> > > care. NeXT also had a much better system and look where they are now
> > > (OpenStep programming is a dream come true by the way, simply
> > > fantastic).
> > In some way, they must've failed, it seems... :)
> Their problem was cost it seems. They had fantastic machines, operating
> system, programming tools and user interfaces (look at Window Maker or
> AfterStep today for a taste of it).
Then it would seem they were killed by the high cost of hardware, not their
way of making software...
> > Well, it doesn't matter what OS they choose, PenguinFile will
> still work.
> > And PenguinFile doesn't have any competetion. That's why it was started.
> > There's a gap there, and if there is only one lib to fill it...
> Doom, Quake, Quadra and numerous others have archive support. What
> boggles me about PenguinFile and PenguinPlay is that archive support is
> often done as an afterthought and still done nearly as good as it could
> be, good enough anyway. What is an *afterthought* in most project is a
> major undertaking in PenguinPlay, is that expected?

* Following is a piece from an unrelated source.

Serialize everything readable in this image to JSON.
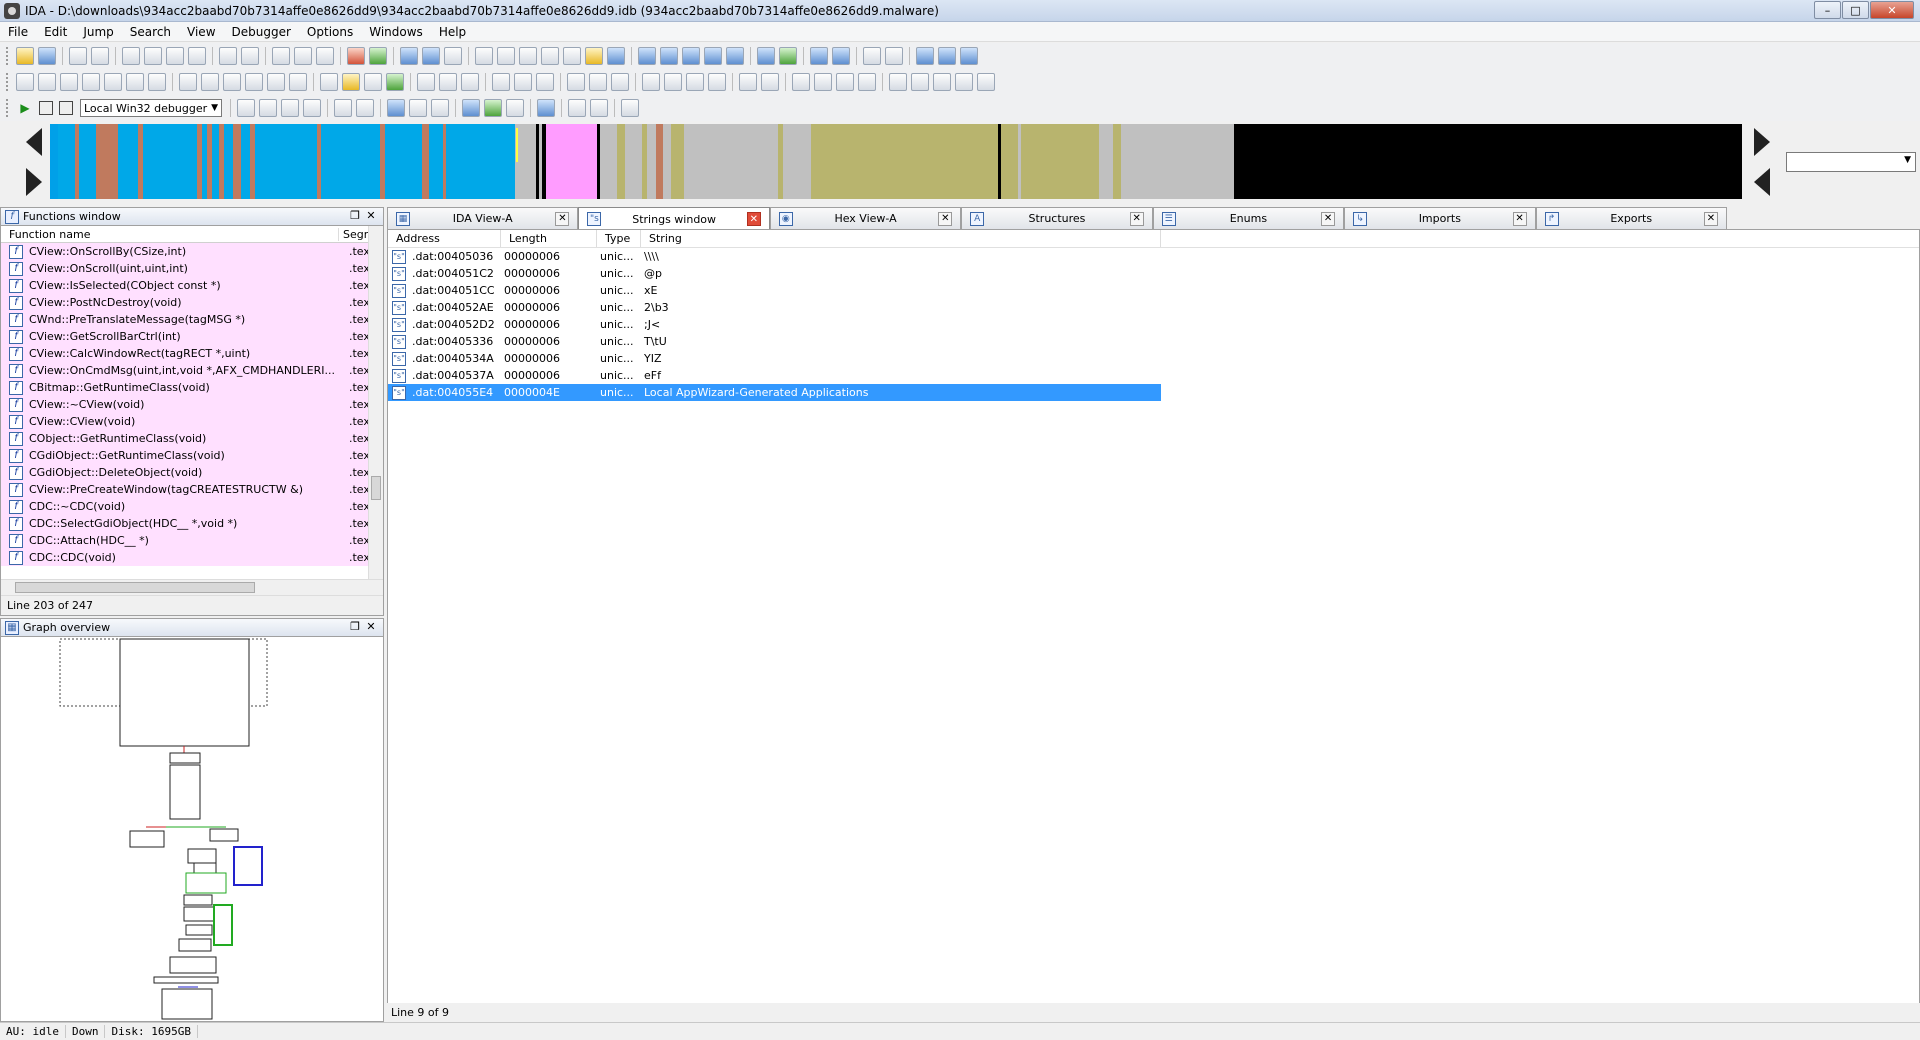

PFile will do alot more than what normal games do. But we need a solid
foundation to build that functionality on. Building things solidly takes a
> > Not in all aspects. There are things Windows currenlty does

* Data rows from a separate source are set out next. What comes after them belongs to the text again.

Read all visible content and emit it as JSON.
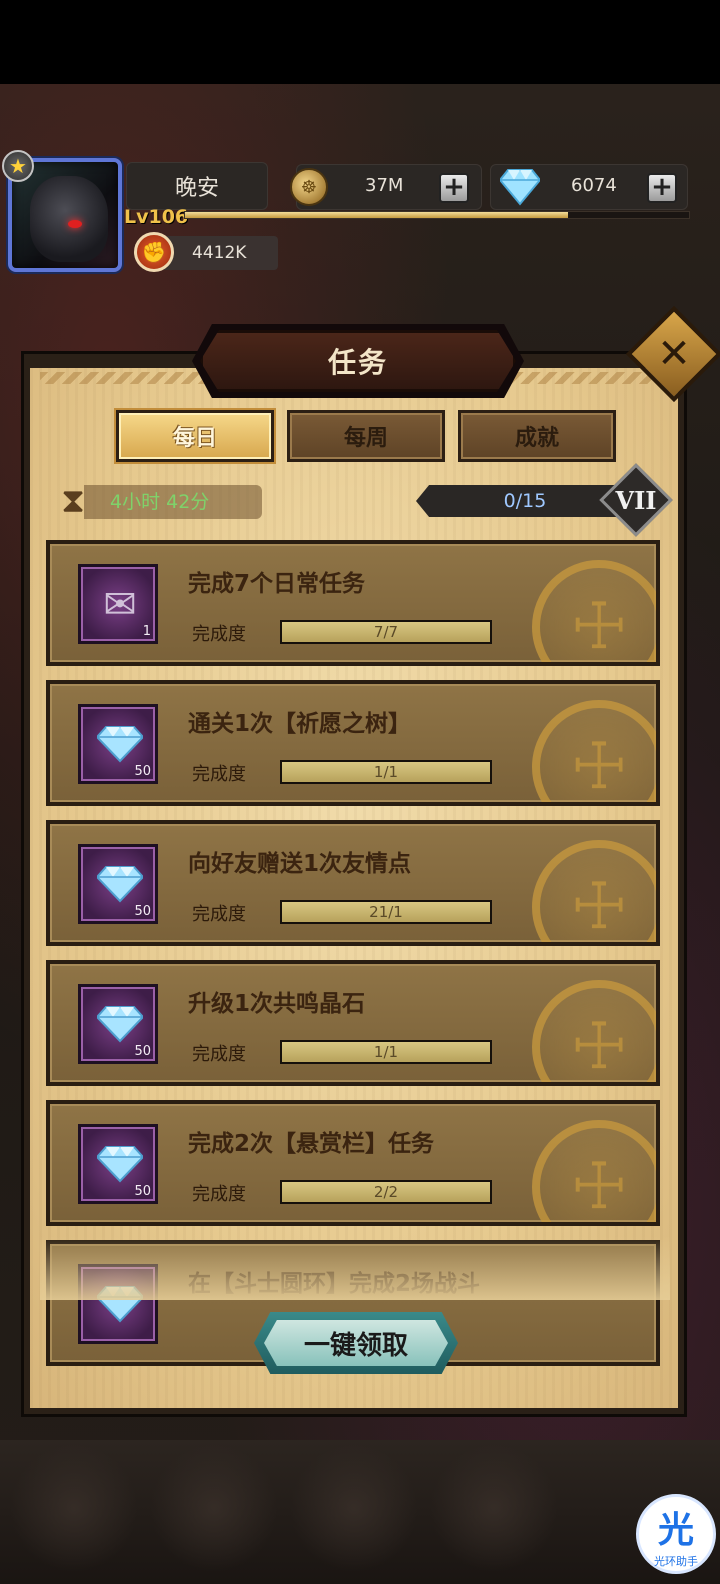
{
  "player": {
    "name": "晚安",
    "level_label": "Lv106",
    "xp_fraction": 0.76,
    "power": "4412K"
  },
  "resources": {
    "gold": "37M",
    "diamonds": "6074",
    "add_label": "+"
  },
  "panel": {
    "title": "任务",
    "close_label": "✕"
  },
  "tabs": [
    {
      "label": "每日",
      "active": true
    },
    {
      "label": "每周",
      "active": false
    },
    {
      "label": "成就",
      "active": false
    }
  ],
  "timer": "4小时 42分",
  "daily_progress": "0/15",
  "rank_badge": "VII",
  "progress_label": "完成度",
  "tasks": [
    {
      "title": "完成7个日常任务",
      "progress": "7/7",
      "fill": 1.0,
      "reward_count": "1",
      "reward_icon": "scroll-icon"
    },
    {
      "title": "通关1次【祈愿之树】",
      "progress": "1/1",
      "fill": 1.0,
      "reward_count": "50",
      "reward_icon": "diamond-icon"
    },
    {
      "title": "向好友赠送1次友情点",
      "progress": "21/1",
      "fill": 1.0,
      "reward_count": "50",
      "reward_icon": "diamond-icon"
    },
    {
      "title": "升级1次共鸣晶石",
      "progress": "1/1",
      "fill": 1.0,
      "reward_count": "50",
      "reward_icon": "diamond-icon"
    },
    {
      "title": "完成2次【悬赏栏】任务",
      "progress": "2/2",
      "fill": 1.0,
      "reward_count": "50",
      "reward_icon": "diamond-icon"
    },
    {
      "title": "在【斗士圆环】完成2场战斗",
      "progress": "",
      "fill": 0,
      "reward_count": "",
      "reward_icon": "diamond-icon"
    }
  ],
  "claim_all_label": "一键领取",
  "helper": {
    "glyph": "光",
    "label": "光环助手"
  },
  "colors": {
    "accent_gold": "#c99a3e",
    "timer_green": "#7fd26a",
    "claim_teal": "#3a8a8a",
    "reward_purple": "#7a3f86"
  }
}
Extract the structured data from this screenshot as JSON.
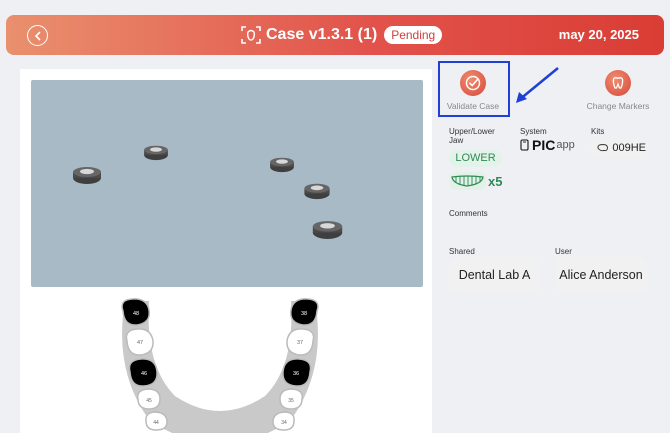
{
  "header": {
    "title": "Case v1.3.1 (1)",
    "status": "Pending",
    "date": "may 20, 2025"
  },
  "actions": {
    "validate_label": "Validate Case",
    "markers_label": "Change Markers"
  },
  "details": {
    "jaw_label": "Upper/Lower Jaw",
    "jaw_value": "LOWER",
    "teeth_count": "x5",
    "system_label": "System",
    "system_brand": "PIC",
    "system_brand_suffix": "app",
    "kits_label": "Kits",
    "kit_value": "009HE",
    "comments_label": "Comments",
    "shared_label": "Shared",
    "shared_value": "Dental Lab A",
    "user_label": "User",
    "user_value": "Alice Anderson"
  },
  "jaw_chart": {
    "right_teeth": [
      "48",
      "47",
      "46",
      "45",
      "44"
    ],
    "left_teeth": [
      "38",
      "37",
      "36",
      "35",
      "34"
    ],
    "selected": [
      "48",
      "46",
      "38",
      "36"
    ]
  },
  "colors": {
    "accent": "#e2534b",
    "highlight": "#1f3fd6",
    "success": "#2e8a56",
    "viewer_bg": "#a8bac6"
  }
}
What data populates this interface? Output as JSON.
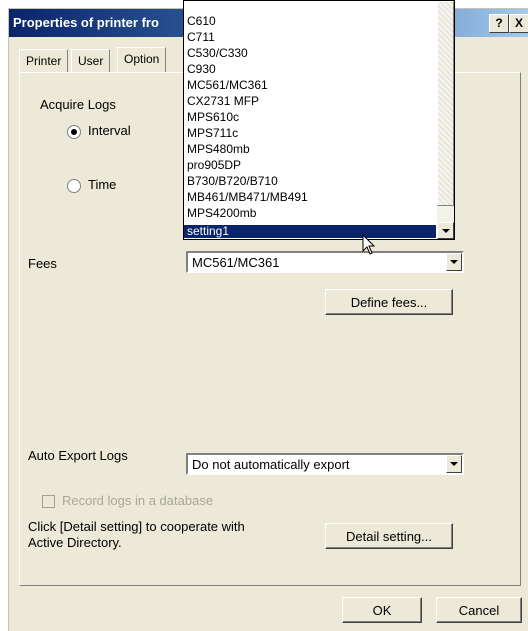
{
  "window": {
    "title": "Properties of printer fro",
    "help_label": "?",
    "close_label": "X"
  },
  "tabs": [
    {
      "label": "Printer"
    },
    {
      "label": "User"
    },
    {
      "label": "Option"
    }
  ],
  "acquire_logs": {
    "label": "Acquire Logs",
    "interval_label": "Interval",
    "interval_selected": true,
    "time_label": "Time",
    "time_selected": false
  },
  "dropdown": {
    "items": [
      "C610",
      "C711",
      "C530/C330",
      "C930",
      "MC561/MC361",
      "CX2731 MFP",
      "MPS610c",
      "MPS711c",
      "MPS480mb",
      "pro905DP",
      "B730/B720/B710",
      "MB461/MB471/MB491",
      "MPS4200mb"
    ],
    "selected_item": "setting1"
  },
  "fees": {
    "label": "Fees",
    "value": "MC561/MC361",
    "define_button": "Define fees..."
  },
  "auto_export": {
    "label": "Auto Export Logs",
    "value": "Do not automatically export"
  },
  "record_db": {
    "label": "Record logs in a database",
    "checked": false
  },
  "active_directory": {
    "line1": "Click [Detail setting] to cooperate with",
    "line2": "Active Directory.",
    "button": "Detail setting..."
  },
  "footer": {
    "ok_label": "OK",
    "cancel_label": "Cancel"
  }
}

> much better than
> > any Unix. Like aid for the disabled or an easy GUI (for
> beginners, not for
> > people who are actually serious).
> Aid for the disabled and easy GUI can also be done in Unix.

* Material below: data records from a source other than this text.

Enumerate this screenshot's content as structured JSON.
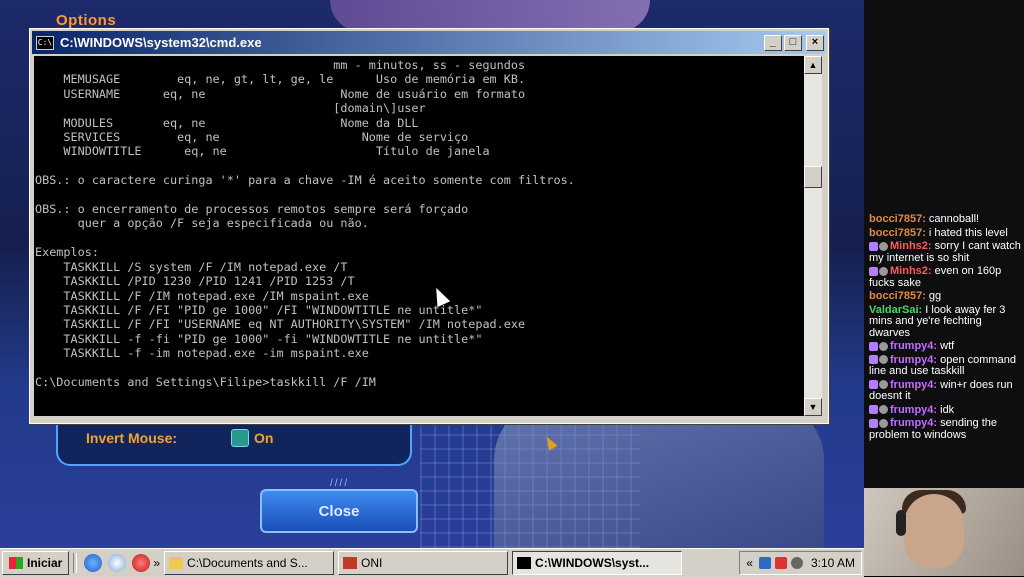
{
  "game": {
    "options_label": "Options",
    "invert_mouse_label": "Invert Mouse:",
    "invert_mouse_value": "On",
    "close_label": "Close"
  },
  "cmd": {
    "title": "C:\\WINDOWS\\system32\\cmd.exe",
    "icon": "cmd-icon",
    "lines": [
      "                                          mm - minutos, ss - segundos",
      "    MEMUSAGE        eq, ne, gt, lt, ge, le      Uso de memória em KB.",
      "    USERNAME      eq, ne                   Nome de usuário em formato",
      "                                          [domain\\]user",
      "    MODULES       eq, ne                   Nome da DLL",
      "    SERVICES        eq, ne                    Nome de serviço",
      "    WINDOWTITLE      eq, ne                     Título de janela",
      "",
      "OBS.: o caractere curinga '*' para a chave -IM é aceito somente com filtros.",
      "",
      "OBS.: o encerramento de processos remotos sempre será forçado",
      "      quer a opção /F seja especificada ou não.",
      "",
      "Exemplos:",
      "    TASKKILL /S system /F /IM notepad.exe /T",
      "    TASKKILL /PID 1230 /PID 1241 /PID 1253 /T",
      "    TASKKILL /F /IM notepad.exe /IM mspaint.exe",
      "    TASKKILL /F /FI \"PID ge 1000\" /FI \"WINDOWTITLE ne untitle*\"",
      "    TASKKILL /F /FI \"USERNAME eq NT AUTHORITY\\SYSTEM\" /IM notepad.exe",
      "    TASKKILL -f -fi \"PID ge 1000\" -fi \"WINDOWTITLE ne untitle*\"",
      "    TASKKILL -f -im notepad.exe -im mspaint.exe",
      "",
      "C:\\Documents and Settings\\Filipe>taskkill /F /IM"
    ]
  },
  "chat": {
    "messages": [
      {
        "user": "bocci7857",
        "color": "#e08a3c",
        "text": " cannoball!",
        "badges": 0
      },
      {
        "user": "bocci7857",
        "color": "#e08a3c",
        "text": " i hated this level",
        "badges": 0
      },
      {
        "user": "Minhs2",
        "color": "#ff5a5a",
        "text": " sorry I cant watch my internet is so shit",
        "badges": 2
      },
      {
        "user": "Minhs2",
        "color": "#ff5a5a",
        "text": " even on 160p fucks sake",
        "badges": 2
      },
      {
        "user": "bocci7857",
        "color": "#e08a3c",
        "text": " gg",
        "badges": 0
      },
      {
        "user": "ValdarSai",
        "color": "#4fd36b",
        "text": " I look away fer 3 mins and ye're fechting dwarves",
        "badges": 0
      },
      {
        "user": "frumpy4",
        "color": "#c36dff",
        "text": " wtf",
        "badges": 2
      },
      {
        "user": "frumpy4",
        "color": "#c36dff",
        "text": " open command line and use taskkill",
        "badges": 2
      },
      {
        "user": "frumpy4",
        "color": "#c36dff",
        "text": " win+r does run doesnt it",
        "badges": 2
      },
      {
        "user": "frumpy4",
        "color": "#c36dff",
        "text": " idk",
        "badges": 2
      },
      {
        "user": "frumpy4",
        "color": "#c36dff",
        "text": " sending the problem to windows",
        "badges": 2
      }
    ]
  },
  "taskbar": {
    "start_label": "Iniciar",
    "tasks": [
      {
        "label": "C:\\Documents and S...",
        "icon": "folder-icon",
        "active": false
      },
      {
        "label": "ONI",
        "icon": "oni-icon",
        "active": false
      },
      {
        "label": "C:\\WINDOWS\\syst...",
        "icon": "cmd-icon",
        "active": true
      }
    ],
    "quick_launch_more": "»",
    "tray_more": "«",
    "clock": "3:10 AM"
  }
}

GUI: Not as well as on Windows (yet!)
Aid for the disabled: What about blind people? People without hands, or
unusable fingers? I might be wrong, but I really don't think they would get
much out of using any Unix.
On windows, you have voice synthesis programs that will read anything on
screen, even in programs that doesn't support it (I think. Its not sometihng
I've spent alot of time reading about...), and you have alot of voice
recognision programs that are certainly better on Windows than on Unix (are
there even any?)
There are also ALOT of aid for the disabled built into Windows itself.
Atleat, that's what I've been told by people who are actually disabled.
> This isn't the point anyway. The point is that technical superiority
> isn't the key to success. It is *part* of it, and is sure a very
> desirable feature to have, but if you don't get *something* out soon,
> there will be a system that will cover this area, and it could be of the
> "fundamentally flawed, unfixable" kind. I do not care for "perfection"
> right now, I only care for not getting invaded by stupid stuff! Give me
> something *fixable* eventually, NOW!
Hmm... There's a few build errors still. Other than that, the thing compiles
and builds nicely. My guess is that Christian will get it to run by today.
Of course, actually getting it to work is another matter.
There's a mosqito! Shoot it! Shoot it! Yes! That'll look good on the dinner